Crucible of culture
So much to see, so little time. That can be true of any destination, but it is especially true in Wiesbaden, the capital of the Western German state of Hesse. As you explore the town, it’s easy to feel as if you’ve been let loose on an ornamental placemat, strewn as the place is with castles, monasteries and churches. Here where the cultural life is diverse and entertainment pulsating, German composer Richard Wagner and Russian writer Fyodor Dostoyevsky, tried their luck in the casino.
There’s no better way to take in a crucible of art, architecture and culture than on foot. The Kurhaus, a spa-house built in Neo-classical style, is a good place to start. Inside, within the former wine hall is the casino, at whose tables Dostoyevsky accumulated sports gambling debts, and inspiration for his novel The Gambler. Outside the English style Garden, with its banner of green peppered with magnolias, rhododendrons, swamp cypress, pillar relics of the old Kurhaus, and even a bust of Dostoyevsky – beckon.
Among other highlights on a walk around the city, is a stop at the Market Church, that looms over all it surveys. In case you are really fortunate, you’ll hear organ music play amid its lofty portals.
Nearby the Stadtmuseum Am Markt, is where one may be walked through the history of Wiesbaden from pre-history to the present.
To explore the city’s long-acquired reputation for treatment and cure, visit the Kaiser-Friedrich Therme a historic thermal spa built in 1913, and fed with hot thermal water at 66 degrees centigrade. Another obvious halt to satisfy your interest, if not your thirst, is the Kochbrunnen fountain, or hot spring centre. Sample in a wee shot-glass sized cup handed out by every guide, the waters of the city’s famous sodium-chloride curative spring. A total of 26 hot springs, have long attracted people, with rheumatic and orthopaedic conditions in particular.
The State museum of Art and Nature is a multi-faceted place. Here you’ll see masterpieces of painting from the 19th and 20th centuries, including stunners by Alexej Von Jawlensky.
But what has aficionados running superlatives ragged at the moment, is that from the 29th of June 2019 onwards, the art nouveau collection of Ferdinand Wolfgang Neess will be on permanent display. On show, through hundreds of whimsical objects ceramics, lamps, silver, glass extravaganzas – are classic examples of Art Nouveau.
This movement, an international phenomenon of the late 19th century emerged in response to European industrialisation.
If you want a break from the monumental buildings and their cultural offerings, pop in at Café Maldaner, a Viennese-styled coffee house.

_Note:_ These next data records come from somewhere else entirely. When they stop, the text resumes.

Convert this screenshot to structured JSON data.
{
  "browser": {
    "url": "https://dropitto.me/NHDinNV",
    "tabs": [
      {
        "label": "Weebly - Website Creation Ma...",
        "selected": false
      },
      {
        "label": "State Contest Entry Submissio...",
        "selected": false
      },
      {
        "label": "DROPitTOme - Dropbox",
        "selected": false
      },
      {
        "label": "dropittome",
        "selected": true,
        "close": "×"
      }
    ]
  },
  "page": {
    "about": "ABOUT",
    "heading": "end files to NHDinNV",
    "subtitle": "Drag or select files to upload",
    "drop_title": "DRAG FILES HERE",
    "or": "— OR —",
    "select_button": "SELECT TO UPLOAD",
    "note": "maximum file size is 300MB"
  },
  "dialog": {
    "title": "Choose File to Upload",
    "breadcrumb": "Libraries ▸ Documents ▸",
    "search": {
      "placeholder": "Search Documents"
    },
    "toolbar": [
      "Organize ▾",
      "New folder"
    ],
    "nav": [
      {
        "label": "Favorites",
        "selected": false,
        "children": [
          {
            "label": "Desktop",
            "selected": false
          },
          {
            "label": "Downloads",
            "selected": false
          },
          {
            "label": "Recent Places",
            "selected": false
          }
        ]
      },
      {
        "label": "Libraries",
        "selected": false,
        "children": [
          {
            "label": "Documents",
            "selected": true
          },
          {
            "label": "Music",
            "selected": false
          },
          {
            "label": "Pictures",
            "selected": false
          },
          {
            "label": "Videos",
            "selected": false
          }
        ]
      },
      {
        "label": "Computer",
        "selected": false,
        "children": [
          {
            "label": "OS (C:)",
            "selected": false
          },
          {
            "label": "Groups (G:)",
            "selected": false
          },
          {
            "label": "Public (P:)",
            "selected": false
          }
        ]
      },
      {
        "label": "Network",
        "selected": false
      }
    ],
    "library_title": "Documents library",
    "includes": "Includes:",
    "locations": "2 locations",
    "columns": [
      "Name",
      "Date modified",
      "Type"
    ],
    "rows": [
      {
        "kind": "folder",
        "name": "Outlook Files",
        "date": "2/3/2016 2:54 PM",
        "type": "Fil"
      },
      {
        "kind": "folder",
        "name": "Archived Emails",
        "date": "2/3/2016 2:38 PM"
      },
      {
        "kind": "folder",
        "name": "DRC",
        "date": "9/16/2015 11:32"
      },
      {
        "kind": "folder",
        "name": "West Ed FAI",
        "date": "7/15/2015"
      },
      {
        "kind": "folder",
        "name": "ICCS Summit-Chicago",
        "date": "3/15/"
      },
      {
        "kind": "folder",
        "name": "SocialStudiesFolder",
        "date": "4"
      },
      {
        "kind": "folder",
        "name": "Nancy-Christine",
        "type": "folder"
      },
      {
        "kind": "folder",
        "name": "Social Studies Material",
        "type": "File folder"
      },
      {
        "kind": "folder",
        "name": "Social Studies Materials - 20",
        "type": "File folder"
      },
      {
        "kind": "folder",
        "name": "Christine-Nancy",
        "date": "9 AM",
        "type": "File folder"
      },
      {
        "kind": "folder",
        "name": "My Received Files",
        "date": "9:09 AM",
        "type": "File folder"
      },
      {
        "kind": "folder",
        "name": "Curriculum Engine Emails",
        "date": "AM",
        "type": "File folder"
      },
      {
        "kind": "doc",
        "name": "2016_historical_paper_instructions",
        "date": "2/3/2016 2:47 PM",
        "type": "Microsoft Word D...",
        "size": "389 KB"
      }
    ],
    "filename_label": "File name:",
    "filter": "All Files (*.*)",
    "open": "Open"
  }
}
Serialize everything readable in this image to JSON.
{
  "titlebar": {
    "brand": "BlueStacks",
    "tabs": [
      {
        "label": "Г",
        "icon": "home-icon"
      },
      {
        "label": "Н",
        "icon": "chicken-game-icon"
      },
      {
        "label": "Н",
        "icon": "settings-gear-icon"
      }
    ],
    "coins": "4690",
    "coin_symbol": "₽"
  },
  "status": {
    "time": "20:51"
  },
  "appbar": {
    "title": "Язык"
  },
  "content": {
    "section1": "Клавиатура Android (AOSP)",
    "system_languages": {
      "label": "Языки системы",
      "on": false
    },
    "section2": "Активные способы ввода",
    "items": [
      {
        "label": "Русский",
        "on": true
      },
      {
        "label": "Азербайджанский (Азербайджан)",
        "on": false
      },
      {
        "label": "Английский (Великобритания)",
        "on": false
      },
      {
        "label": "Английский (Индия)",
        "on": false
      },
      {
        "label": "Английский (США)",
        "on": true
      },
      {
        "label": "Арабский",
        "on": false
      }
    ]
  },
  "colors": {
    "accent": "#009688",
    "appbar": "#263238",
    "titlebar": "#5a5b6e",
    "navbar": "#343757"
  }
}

Here amid handmade cakes and chocolates, all thoughts of restraint flee.
Next drift into the Kunder Chocolateria that’s been experimenting with the chocolate it creates, since 1898.
Break up all that eating with a visit to the Caligari FilmBuhne, a cinema that showcases the city’s love affair with classic movies.
A conscientious spell-caster for those who travel, has always been a visit to Neroberg on the Nerobergbahn funicular railway. A ride on this train is monumental, technically speaking. Atop the hill, the golden onion cupolas of the exquisitely adorned Russian Orthodox Church, peek out at you.
While you’re at it, take a look at the outdoor swimming pool Opelbad, built in 1933 in Bauhaus style. If you have a car at your disposal, head to the Eberbach monastery, a sprawling Romanesque abbey that’s now making wine and hosting events still bringing community and ideas together
There’s a plethora of day-trip possibilities for the traveller prepared to seek them out. In 45minutes of drive-time, you can be at the Rudesheim vineyards. The best views are frequently had from above, so take the cable car up to the Niederwald monument area. From here you’ll have fantastic views of Rudesheim and also the Rhine.
Eager for more? it’s a half-anhour run from here to the historical town of Eltville- that’s known for its wine, and roses.
It won’t just be the wine you’re sipping in abundance here, that will have you admiring a well-restored old quarter, dotted with ancient fortifications and castles.